By Cheryl Hansen
I grew up in a family of (healthy) gamblers. My uncles, my mom and dad, my brother and I all liked to play cards at holiday gatherings for as far back as I can remember. My dad built a craps table in our basement. And when I was 21, my parents celebrated by taking me to Las Vegas. I loved playing blackjack alongside my mom (she taught me how to double down).
So when I came across a website that lets you bet on your own weight loss, I was naturally excited. I was so confident in my own transformation journey that I signed up on the spot. I thought, “This is perfect! It’ll add some incentive to my process and I’ll know that on Nov. 2, I’ll be at my goal weight.”
With four days to go, I have about 15 pounds to go. I think it’s safe to say I won’t be cashing in on this one. I’m disappointed. I’m embarrassed.
And I knew better.
I don’t respond well to pressure. It’s why I never really competed as an athlete. I could run for miles until a coach paired me with someone and I’d shut down in mile one. I didn’t even dig group glasses (until YogaPod). I was cocky, too, just sure that all I needed was a little incentive. But after a month or two, that incentive felt a lot like pressure. Although I’ve been making steady progress, the realization that I wouldn’t meet my goal nearly derailed me.
It’s not over. My intention for transformation was to create lifelong changes. And the bright side to losing my bet (it even hurts to type that) is that had I reached my goal—and I pondered all kinds of crazy ways I could do it in these last few weeks—I would have declared “game over” having learned nothing at all.
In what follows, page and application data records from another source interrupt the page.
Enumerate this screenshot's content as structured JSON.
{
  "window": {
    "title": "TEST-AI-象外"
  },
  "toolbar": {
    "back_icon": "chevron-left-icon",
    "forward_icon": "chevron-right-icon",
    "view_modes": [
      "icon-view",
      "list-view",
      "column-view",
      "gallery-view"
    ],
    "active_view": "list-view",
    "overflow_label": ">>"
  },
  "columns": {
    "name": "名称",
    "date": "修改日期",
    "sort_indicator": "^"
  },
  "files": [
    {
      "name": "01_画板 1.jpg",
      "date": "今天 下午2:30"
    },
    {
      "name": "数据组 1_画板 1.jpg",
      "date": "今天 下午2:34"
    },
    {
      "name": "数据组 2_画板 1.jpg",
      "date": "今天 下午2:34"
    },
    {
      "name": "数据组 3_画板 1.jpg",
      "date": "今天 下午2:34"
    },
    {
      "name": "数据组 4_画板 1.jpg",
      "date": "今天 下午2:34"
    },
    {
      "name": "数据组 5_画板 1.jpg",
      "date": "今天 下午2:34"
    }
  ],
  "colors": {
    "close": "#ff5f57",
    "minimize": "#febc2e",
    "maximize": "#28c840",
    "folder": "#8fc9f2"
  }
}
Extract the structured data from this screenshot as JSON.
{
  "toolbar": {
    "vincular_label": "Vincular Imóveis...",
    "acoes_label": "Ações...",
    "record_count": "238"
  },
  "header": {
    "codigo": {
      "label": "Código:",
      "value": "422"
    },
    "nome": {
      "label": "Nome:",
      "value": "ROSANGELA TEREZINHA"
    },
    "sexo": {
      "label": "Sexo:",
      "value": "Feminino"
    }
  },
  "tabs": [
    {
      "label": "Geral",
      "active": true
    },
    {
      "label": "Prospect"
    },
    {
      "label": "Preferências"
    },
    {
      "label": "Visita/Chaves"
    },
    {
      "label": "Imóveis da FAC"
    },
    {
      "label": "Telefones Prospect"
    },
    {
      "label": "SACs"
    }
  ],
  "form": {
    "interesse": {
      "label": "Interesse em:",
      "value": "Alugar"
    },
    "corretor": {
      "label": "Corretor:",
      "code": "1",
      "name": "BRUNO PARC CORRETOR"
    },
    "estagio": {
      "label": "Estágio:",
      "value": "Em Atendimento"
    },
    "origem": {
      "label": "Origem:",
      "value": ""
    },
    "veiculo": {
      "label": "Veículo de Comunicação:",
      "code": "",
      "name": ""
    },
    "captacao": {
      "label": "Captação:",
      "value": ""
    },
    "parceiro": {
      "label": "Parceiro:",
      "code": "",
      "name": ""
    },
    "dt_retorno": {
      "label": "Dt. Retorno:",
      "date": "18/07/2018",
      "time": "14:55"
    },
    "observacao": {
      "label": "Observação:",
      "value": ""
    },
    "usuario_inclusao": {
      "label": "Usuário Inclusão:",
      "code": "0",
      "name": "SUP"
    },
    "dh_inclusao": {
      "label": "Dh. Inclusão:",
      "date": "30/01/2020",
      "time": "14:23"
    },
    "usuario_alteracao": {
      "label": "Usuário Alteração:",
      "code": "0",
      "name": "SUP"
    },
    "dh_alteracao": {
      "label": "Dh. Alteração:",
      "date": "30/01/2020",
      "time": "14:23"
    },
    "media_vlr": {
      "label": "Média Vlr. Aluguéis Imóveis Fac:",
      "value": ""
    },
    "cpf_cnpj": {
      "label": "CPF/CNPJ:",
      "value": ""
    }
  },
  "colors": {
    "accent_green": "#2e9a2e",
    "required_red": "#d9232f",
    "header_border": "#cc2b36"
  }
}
It never mattered WHEN I hit my goal. Just that I did it. And what’s with this “goal weight” anyway? I want to feel good and strong and healthy. There’s no specific number attached to that—or at least there shouldn’t be. Maybe this bet has bigger rewards in store for me than a little extra cash. If this marks a change in patterns for me, if this shows me once and for all that creating a deadline for weight loss is a bad bet—that setting a number is self-defeating, then I guess it’s worth it after all.